INPUT DATA section start

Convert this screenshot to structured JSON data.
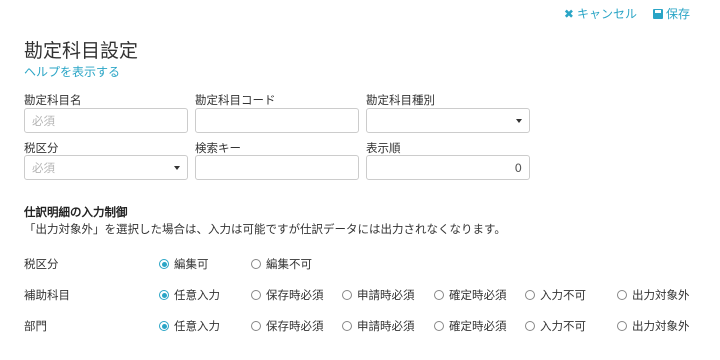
{
  "header": {
    "cancel_icon": "✖",
    "cancel_label": "キャンセル",
    "save_label": "保存"
  },
  "page_title": "勘定科目設定",
  "help_link": "ヘルプを表示する",
  "form": {
    "account_name_label": "勘定科目名",
    "account_name_placeholder": "必須",
    "account_code_label": "勘定科目コード",
    "account_code_value": "",
    "account_type_label": "勘定科目種別",
    "account_type_value": "",
    "tax_category_label": "税区分",
    "tax_category_placeholder": "必須",
    "search_key_label": "検索キー",
    "search_key_value": "",
    "display_order_label": "表示順",
    "display_order_value": "0"
  },
  "input_control": {
    "title": "仕訳明細の入力制御",
    "description": "「出力対象外」を選択した場合は、入力は可能ですが仕訳データには出力されなくなります。",
    "rows": [
      {
        "label": "税区分",
        "options": [
          "編集可",
          "編集不可"
        ],
        "selected": 0
      },
      {
        "label": "補助科目",
        "options": [
          "任意入力",
          "保存時必須",
          "申請時必須",
          "確定時必須",
          "入力不可",
          "出力対象外"
        ],
        "selected": 0
      },
      {
        "label": "部門",
        "options": [
          "任意入力",
          "保存時必須",
          "申請時必須",
          "確定時必須",
          "入力不可",
          "出力対象外"
        ],
        "selected": 0
      }
    ]
  },
  "colors": {
    "accent": "#2aa5c6",
    "border": "#cccccc",
    "text": "#333333"
  }
}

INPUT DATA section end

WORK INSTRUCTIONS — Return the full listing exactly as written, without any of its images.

WORKED SOLUTION —
Convert this screenshot to structured JSON data.
{
  "header": {
    "cancel_icon": "✖",
    "cancel_label": "キャンセル",
    "save_label": "保存"
  },
  "page_title": "勘定科目設定",
  "help_link": "ヘルプを表示する",
  "form": {
    "account_name_label": "勘定科目名",
    "account_name_placeholder": "必須",
    "account_code_label": "勘定科目コード",
    "account_code_value": "",
    "account_type_label": "勘定科目種別",
    "account_type_value": "",
    "tax_category_label": "税区分",
    "tax_category_placeholder": "必須",
    "search_key_label": "検索キー",
    "search_key_value": "",
    "display_order_label": "表示順",
    "display_order_value": "0"
  },
  "input_control": {
    "title": "仕訳明細の入力制御",
    "description": "「出力対象外」を選択した場合は、入力は可能ですが仕訳データには出力されなくなります。",
    "rows": [
      {
        "label": "税区分",
        "options": [
          "編集可",
          "編集不可"
        ],
        "selected": 0
      },
      {
        "label": "補助科目",
        "options": [
          "任意入力",
          "保存時必須",
          "申請時必須",
          "確定時必須",
          "入力不可",
          "出力対象外"
        ],
        "selected": 0
      },
      {
        "label": "部門",
        "options": [
          "任意入力",
          "保存時必須",
          "申請時必須",
          "確定時必須",
          "入力不可",
          "出力対象外"
        ],
        "selected": 0
      }
    ]
  },
  "colors": {
    "accent": "#2aa5c6",
    "border": "#cccccc",
    "text": "#333333"
  }
}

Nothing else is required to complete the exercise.